Gender shouldn’t determine an individual’s leadership abilities.
Advice aimed at entrepreneurs and small businesses tends to be heavily product-oriented, but in reality the majority of US small businesses fall under the “Professional, Scientific, Technical, and Other Services” category (excluding public administration) — comprising a total of 8,268,206 small businesses.
Of course, operating your own consulting practice brings with it a host of unique challenges — the value of your “product” can be difficult to quantify, project demand naturally fluctuates, and opportunities for automation and scaling can be limited, among other things. For those looking to get profitable as soon as possible, we compiled a few important steps to take when starting out:
Be intentional with your niche
Waiting for demand to set a focus for you muddles your message, delays your ability to brand, and often won’t give you the clarity you want or need anyway. Take the time to determine exactly what your passion is (and where that intersects with your experience and expertise) and market yourself with that niche in mind from the get-go.
If you’re intentional about establishing what you offer, and who would best benefit from your services, you’ll be able to craft far more effective messaging for your target audience, and design your business with the ideal customer base in mind.
(Actually) differentiate yourself
Consultants can feel like a dime a dozen — even within your own specific niche — so take the time to familiarize yourself with the immediate competition, and determine a few tangible ways your value prop differs from (or improves on) theirs.
Invest some time in social media

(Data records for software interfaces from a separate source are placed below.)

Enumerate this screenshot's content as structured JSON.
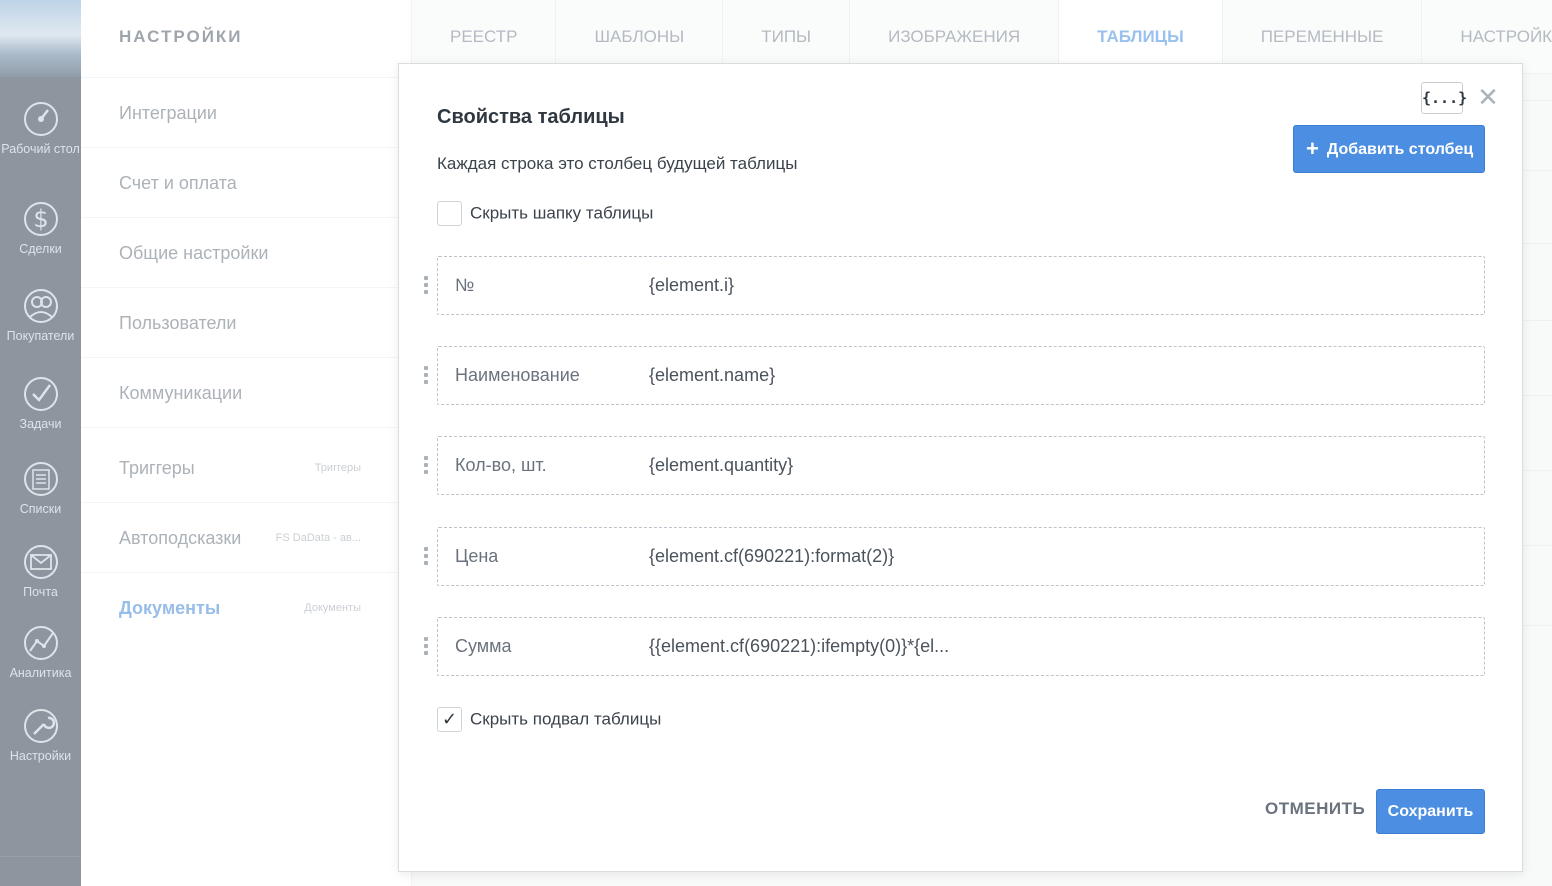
{
  "sidebar": {
    "items": [
      {
        "label": "Рабочий стол",
        "icon": "dashboard-icon"
      },
      {
        "label": "Сделки",
        "icon": "dollar-icon"
      },
      {
        "label": "Покупатели",
        "icon": "customers-icon"
      },
      {
        "label": "Задачи",
        "icon": "check-icon"
      },
      {
        "label": "Списки",
        "icon": "list-icon"
      },
      {
        "label": "Почта",
        "icon": "mail-icon"
      },
      {
        "label": "Аналитика",
        "icon": "analytics-icon"
      },
      {
        "label": "Настройки",
        "icon": "wrench-icon"
      }
    ]
  },
  "settings": {
    "title": "НАСТРОЙКИ",
    "menu": [
      {
        "label": "Интеграции",
        "sub": ""
      },
      {
        "label": "Счет и оплата",
        "sub": ""
      },
      {
        "label": "Общие настройки",
        "sub": ""
      },
      {
        "label": "Пользователи",
        "sub": ""
      },
      {
        "label": "Коммуникации",
        "sub": ""
      },
      {
        "label": "Триггеры",
        "sub": "Триггеры"
      },
      {
        "label": "Автоподсказки",
        "sub": "FS DaData - ав..."
      },
      {
        "label": "Документы",
        "sub": "Документы",
        "active": true
      }
    ]
  },
  "tabs": [
    {
      "label": "РЕЕСТР"
    },
    {
      "label": "ШАБЛОНЫ"
    },
    {
      "label": "ТИПЫ"
    },
    {
      "label": "ИЗОБРАЖЕНИЯ"
    },
    {
      "label": "ТАБЛИЦЫ",
      "active": true
    },
    {
      "label": "ПЕРЕМЕННЫЕ"
    },
    {
      "label": "НАСТРОЙКИ"
    }
  ],
  "modal": {
    "title": "Свойства таблицы",
    "subtitle": "Каждая строка это столбец будущей таблицы",
    "vars_button": "{...}",
    "close_symbol": "✕",
    "add_column_label": "Добавить столбец",
    "hide_header": {
      "label": "Скрыть шапку таблицы",
      "checked": false
    },
    "columns": [
      {
        "name": "№",
        "value": "{element.i}"
      },
      {
        "name": "Наименование",
        "value": "{element.name}"
      },
      {
        "name": "Кол-во, шт.",
        "value": "{element.quantity}"
      },
      {
        "name": "Цена",
        "value": "{element.cf(690221):format(2)}"
      },
      {
        "name": "Сумма",
        "value": "{{element.cf(690221):ifempty(0)}*{el..."
      }
    ],
    "hide_footer": {
      "label": "Скрыть подвал таблицы",
      "checked": true
    },
    "cancel_label": "ОТМЕНИТЬ",
    "save_label": "Сохранить"
  },
  "colors": {
    "accent": "#4c8fe2",
    "sidebar_bg": "#3b4a5a",
    "active_tab": "#4f95e0"
  }
}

Maintaining an active, professional, and informed social media presence takes little time, costs nothing, and helps show prospective (and current) clients that your business is both knowledgeable and current when it comes to the niche you operate in.
Set up a LinkedIn, Facebook, and Twitter page (and consider Google+ as well for SEO purposes), and then spend some time once a week finding relevant articles, studies, etc. to post to your accounts. Automate this process by getting a free account on Hootsuite.
Track projects to keep scope creep at bay
The consulting world is increasingly leaning toward fixed-bid projects, and you don’t want to find yourself losing money by falling victim to the dreaded scope creep. Find a system that works for you to track projects in real-time, so you can anticipate project or cost overrun, and communicate with your client about the changing scope (and thus possibly deadline or cost) of their project as soon as possible.
When starting out, maintaining excellent relationships with clients is paramount to the success of your projects and ultimately the profitability of your firm, so remaining prompt and transparent with project communication and updates will ensure that you remain on the same page, and on their good side.
Add value outside of project work
Part of maintaining good relationships with clients means positioning yourself and your firm as more than just a service provider. Steer away from a purely-transactional relationship by finding creative ways to engage clients outside of project work. Hosting an after-work event for clients, introducing different clients to each other to build partnerships, compiling a regular newsletter of industry-specific news, articles, and studies relevant to your clients, and contributing to a client’s community outreach initiative (financially or otherwise) are all unique ways to prove yourself to be a trusted and valuable asset.
Step up your follow-up game
Don’t let your follow-up fall to the wayside — or worse — get forgotten in the fray. Successful consulting firms invest in customer relationship management systems (CRM) to keep up with client preferences (among other things), and ultimately improve their conversion rate and close more deals. Small firms starting out might not initially feel that such automation is necessary, but it’s better to imbed these processes in how your business operates sooner rather than later, and doing so will help you keep a consolidated database of client information.